“This pilot scale system is a prototype for controlled environment high-rise farming (CEHRF), which promotes the production of vegetables in cold climates and urban settings thereby reducing the energy we currently consume shipping produce around the world,” says Susan Powers, Spence Professor of Sustainable Environmental Systems.
The interdisciplinary project was originally conceived by Clarkson physics student Daegan Gonyer ’09, now a graduate student in engineering science. Student teams raised Phase I and Phase II funding for the project in 2009 and 2010 from the EPA through their People, Prosperity and the Planet (P3) student design competition for sustainability They also conducted laboratory and feasibility studies and did all of the design, construction and operation aspects of the greenhouse and its systems.
Earlier this year, Gonyer and two fellow graduate students Sean Bonnell and Shaun Jones started their own business, Blue Sphere Industries, Inc., to further develop the technologies and construct larger scale systems. The company has already received awards in several business plan design competition.

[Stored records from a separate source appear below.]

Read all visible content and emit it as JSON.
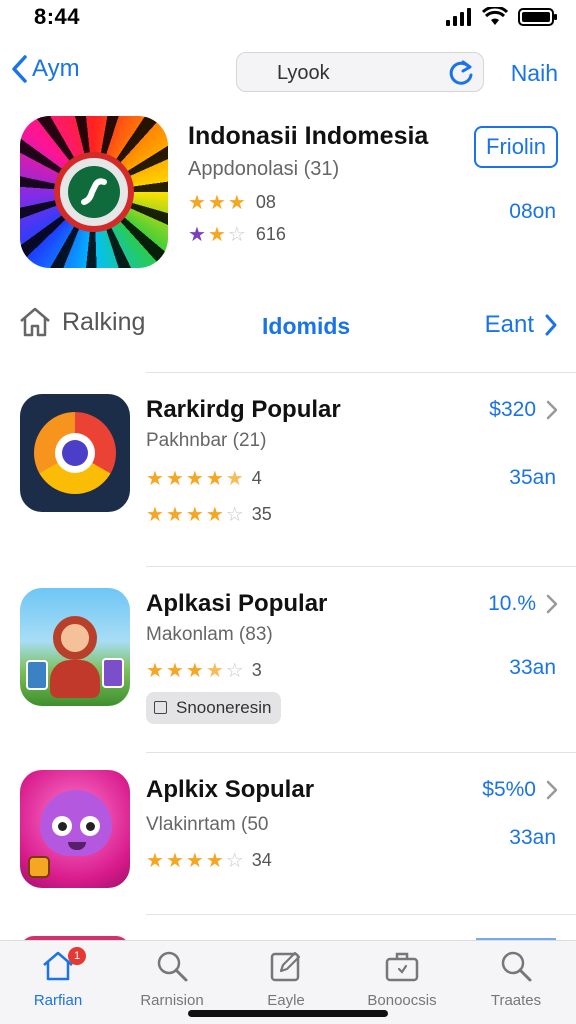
{
  "status_bar": {
    "time": "8:44"
  },
  "nav": {
    "back_label": "Aym",
    "search_value": "Lyook",
    "next_label": "Naih"
  },
  "featured": {
    "title": "Indonasii Indomesia",
    "subtitle": "Appdonolasi (31)",
    "rating1_text": "08",
    "rating1_stars": 3,
    "rating2_text": "616",
    "rating2_stars": 2,
    "get_label": "Friolin",
    "size": "08on"
  },
  "tabs": {
    "ranking_label": "Ralking",
    "middle_label": "Idomids",
    "end_label": "Eant"
  },
  "items": [
    {
      "title": "Rarkirdg Popular",
      "subtitle": "Pakhnbar (21)",
      "rating1_text": "4",
      "rating1_stars": 4.5,
      "rating2_text": "35",
      "rating2_stars": 4,
      "price": "$320",
      "size": "35an",
      "icon": "chrome-icon"
    },
    {
      "title": "Aplkasi Popular",
      "subtitle": "Makonlam (83)",
      "rating1_text": "3",
      "rating1_stars": 3.5,
      "price": "10.%",
      "size": "33an",
      "tag": "Snooneresin",
      "icon": "game-character-icon"
    },
    {
      "title": "Aplkix Sopular",
      "subtitle": "Vlakinrtam (50",
      "rating1_text": "34",
      "rating1_stars": 4,
      "price": "$5%0",
      "size": "33an",
      "icon": "purple-monster-icon"
    }
  ],
  "tabbar": {
    "items": [
      {
        "label": "Rarfian",
        "icon": "home-icon",
        "active": true,
        "badge": "1"
      },
      {
        "label": "Rarnision",
        "icon": "search-icon"
      },
      {
        "label": "Eayle",
        "icon": "edit-icon"
      },
      {
        "label": "Bonoocsis",
        "icon": "briefcase-icon"
      },
      {
        "label": "Traates",
        "icon": "search-icon"
      }
    ]
  },
  "colors": {
    "accent": "#1a73e8",
    "star": "#f5a623",
    "star_off": "#c9c9c9"
  }
}
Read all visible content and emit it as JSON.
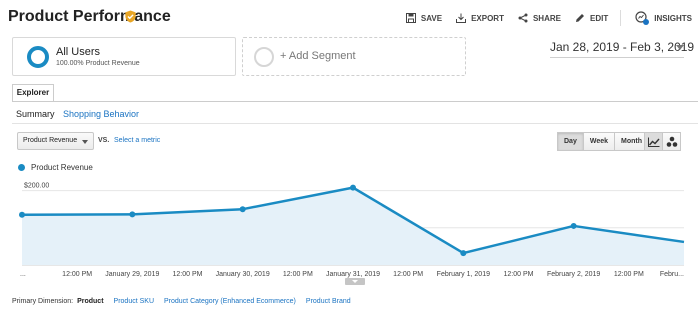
{
  "header": {
    "title": "Product Performance",
    "actions": [
      {
        "label": "SAVE",
        "icon": "save-icon"
      },
      {
        "label": "EXPORT",
        "icon": "export-icon"
      },
      {
        "label": "SHARE",
        "icon": "share-icon"
      },
      {
        "label": "EDIT",
        "icon": "edit-icon"
      },
      {
        "label": "INSIGHTS",
        "icon": "insights-icon"
      }
    ]
  },
  "segments": {
    "active": {
      "name": "All Users",
      "subtitle": "100.00% Product Revenue"
    },
    "add_label": "+ Add Segment"
  },
  "date_range": "Jan 28, 2019 - Feb 3, 2019",
  "tabs": {
    "explorer": "Explorer",
    "subtabs": [
      "Summary",
      "Shopping Behavior"
    ]
  },
  "metric_row": {
    "metric": "Product Revenue",
    "vs": "VS.",
    "select_metric": "Select a metric",
    "periods": [
      "Day",
      "Week",
      "Month"
    ],
    "active_period": "Day"
  },
  "colors": {
    "series": "#1a8bc3",
    "fill": "#e5f1f9",
    "link": "#1a73c2"
  },
  "chart_data": {
    "type": "line",
    "legend": [
      "Product Revenue"
    ],
    "series": [
      {
        "name": "Product Revenue",
        "x": [
          "Jan 28, 2019",
          "January 29, 2019",
          "January 30, 2019",
          "January 31, 2019",
          "February 1, 2019",
          "February 2, 2019",
          "February 3, 2019"
        ],
        "values": [
          135,
          136,
          150,
          208,
          32,
          105,
          62
        ]
      }
    ],
    "y_ticks": [
      {
        "label": "$200.00",
        "value": 200
      },
      {
        "label": "$100.00",
        "value": 100
      }
    ],
    "x_tick_labels": [
      "...",
      "12:00 PM",
      "January 29, 2019",
      "12:00 PM",
      "January 30, 2019",
      "12:00 PM",
      "January 31, 2019",
      "12:00 PM",
      "February 1, 2019",
      "12:00 PM",
      "February 2, 2019",
      "12:00 PM",
      "Febru..."
    ],
    "ylim": [
      0,
      250
    ],
    "area_fill": true
  },
  "primary_dimension": {
    "label": "Primary Dimension:",
    "options": [
      "Product",
      "Product SKU",
      "Product Category (Enhanced Ecommerce)",
      "Product Brand"
    ],
    "active": "Product"
  }
}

A Zero-Waste Integrated System
The CEHRF system uses a biomass-solar thermal heating system and an anaerobic digester for cafeteria waste to create a closed-loop, energy efficient and zero-waste system that contributes to Clarkson’s sustainability efforts. Collectively, these coupled systems represent an approach to maximize mass and energy efficiencies as the “waste” resources (heat, plant matter, nutrient rich digester effluent, CO2) are shared among the building facilities.
Clarkson’s anaerobic digester system consists of three 1,400 gallon anaerobic mixed reactors, a combined heat and power system, heaters, and a grinding system. The self-contained anaerobic food digester and combined heat and power unit, which is valued at approximately $300,000, was donated by Feed Resource Recovery. It is currently being implemented to manage some of Clarkson University’s food waste. Approximately 200 lpd (650 pounds per day) of cafeteria waste are ground up and fed to the pilot digester system. “The net result will be a reduction in the volume of solid waste sent to a landfill, generation of heat and power, and discharge of a nutrient rich effluent that can be used in the greenhouse and on campus grounds,” said Powers.
Auxiliary heat for the digester and greenhouse is provided by a wood pellet boiler and solar thermal heating system. ACT Bioenergy of Schenectady, N.Y., supplied this self-contained, integrated heating system that combines a 20kW wood pellet boiler with 2kW solar-thermal heating panels and integrated hot water storage and control system. The unit is fitted with a solar thermal system that can provide free hot water for six months of the year and the pellet boiler will provide the bulk of the hot water during the winter season.
Research and Educational Opportunities
The integrated food-waste-energy system provides ample opportunities for project-based and hands-on learning, as well as research experiences for students. The systems have already been integrated into several senior capstone projects and directed study research efforts for student learning. A grant from the Dominion Foundation will help with data collection from this integrated system for use in classroom activities.